This past year, an Emory/NIAID team led by Tab Ansari showed that a gentle, antibody-based approach could suppress SIV infection in macaques for extended periods, which surprised many in the field. The human test of this approach is now underway at the National Institutes of Health.
On the preventive vaccine side, a large scale efficacy study recently begun in South Africa, the first in seven years. Geovax’s Emory-rooted technology continues to advance in clinical studies. Further back in the pipeline, Yerkes researchers are testing innovative approaches, such as Rama Amara’s milk-bacteria-based mucosal vaccine and the potent nanoparticle adjuvants developed by Bali Pulendran’s group.
Despite the World Health Organization’s declaration in November that the public health emergency is over, Zika infection is still driving brain-related birth defects in several countries. Expect to hear more about Zika epidemiology and vaccine research, including from Emory investigators, next year.
In contrast with HIV, which seems to escape from almost anything we or our immune systems throw at it, Zika is doable, scientists think. At a Vaccine Dinner Club talk in September, Harvard’s Dan Barouch made the case that Zika is a slam dunk, immunologically. Two big questions remain: does dengue get in the way? And can vaccine makers test quickly and distribute widely?

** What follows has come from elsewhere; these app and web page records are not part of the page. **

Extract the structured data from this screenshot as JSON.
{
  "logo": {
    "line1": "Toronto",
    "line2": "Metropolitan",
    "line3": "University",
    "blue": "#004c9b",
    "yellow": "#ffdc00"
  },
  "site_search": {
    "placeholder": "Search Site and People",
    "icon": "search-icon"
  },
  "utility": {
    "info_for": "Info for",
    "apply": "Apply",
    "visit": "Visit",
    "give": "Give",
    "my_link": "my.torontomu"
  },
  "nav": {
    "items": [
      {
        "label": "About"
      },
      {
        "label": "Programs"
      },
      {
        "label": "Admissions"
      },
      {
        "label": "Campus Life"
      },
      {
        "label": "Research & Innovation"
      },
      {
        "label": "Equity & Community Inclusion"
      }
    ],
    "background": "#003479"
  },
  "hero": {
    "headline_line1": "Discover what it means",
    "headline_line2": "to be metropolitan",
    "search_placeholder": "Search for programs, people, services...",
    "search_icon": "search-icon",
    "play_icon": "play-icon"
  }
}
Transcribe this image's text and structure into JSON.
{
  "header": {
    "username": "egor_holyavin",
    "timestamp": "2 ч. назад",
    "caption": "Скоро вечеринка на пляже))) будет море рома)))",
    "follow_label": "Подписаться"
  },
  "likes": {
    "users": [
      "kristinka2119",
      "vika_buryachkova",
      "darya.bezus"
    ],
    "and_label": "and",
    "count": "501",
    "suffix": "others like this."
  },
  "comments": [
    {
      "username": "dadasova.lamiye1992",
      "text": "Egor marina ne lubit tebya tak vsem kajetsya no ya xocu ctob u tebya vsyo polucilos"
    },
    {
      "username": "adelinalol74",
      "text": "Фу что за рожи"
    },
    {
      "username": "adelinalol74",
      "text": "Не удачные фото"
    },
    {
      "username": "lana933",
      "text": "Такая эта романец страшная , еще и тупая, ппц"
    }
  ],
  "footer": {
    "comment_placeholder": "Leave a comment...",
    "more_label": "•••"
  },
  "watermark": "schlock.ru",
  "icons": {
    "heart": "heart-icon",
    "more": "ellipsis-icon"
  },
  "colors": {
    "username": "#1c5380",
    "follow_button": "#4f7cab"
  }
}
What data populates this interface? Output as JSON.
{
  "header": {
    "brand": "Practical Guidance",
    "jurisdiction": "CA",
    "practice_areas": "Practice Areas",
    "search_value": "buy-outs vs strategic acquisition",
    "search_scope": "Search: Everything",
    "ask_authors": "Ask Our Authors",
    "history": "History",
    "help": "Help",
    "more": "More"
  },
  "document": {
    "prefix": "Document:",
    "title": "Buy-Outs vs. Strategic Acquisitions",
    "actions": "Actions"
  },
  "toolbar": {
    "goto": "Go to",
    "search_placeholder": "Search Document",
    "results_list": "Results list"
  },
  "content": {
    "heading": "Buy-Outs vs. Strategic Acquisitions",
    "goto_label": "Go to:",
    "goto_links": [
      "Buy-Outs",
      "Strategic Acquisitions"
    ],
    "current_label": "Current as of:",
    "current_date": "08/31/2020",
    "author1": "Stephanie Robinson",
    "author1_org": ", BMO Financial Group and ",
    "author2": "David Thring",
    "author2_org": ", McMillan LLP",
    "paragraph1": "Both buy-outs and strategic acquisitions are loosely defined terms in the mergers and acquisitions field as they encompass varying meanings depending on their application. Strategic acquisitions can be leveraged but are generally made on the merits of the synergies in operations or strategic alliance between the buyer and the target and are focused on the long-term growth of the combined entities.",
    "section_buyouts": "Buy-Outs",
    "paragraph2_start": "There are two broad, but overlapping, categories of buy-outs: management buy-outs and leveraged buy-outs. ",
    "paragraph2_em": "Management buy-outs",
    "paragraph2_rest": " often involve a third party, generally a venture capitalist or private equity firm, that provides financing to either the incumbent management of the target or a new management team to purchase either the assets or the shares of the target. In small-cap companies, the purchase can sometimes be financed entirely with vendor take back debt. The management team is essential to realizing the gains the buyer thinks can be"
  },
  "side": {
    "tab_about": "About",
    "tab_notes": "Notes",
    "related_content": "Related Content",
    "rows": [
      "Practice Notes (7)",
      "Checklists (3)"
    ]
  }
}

FMT for antibiotic-resistant infections
Emory physicians have been leaders in developing fecal microbiota transplant as a remedy for recurrent Clostridium dificile infection. This form of diarrhea, which can be life-threatening, sometimes arises as a result of antibiotics that wipe out the helpful bacteria that live in the intestines, paving the way for “C diff.”
Now the Emory team (Colleen Kraft/Tanvi Dhere/Aneesh Mehta/Rachel Friedman-Moraco) is testing whether FMT could prevent other antibiotic-resistant infections besides C diff. This approach will be examined in a group of patients that tends to have a lot of antibiotic exposure: kidney transplant recipients. The team’s first publication on this topic from 2014 is here. Read more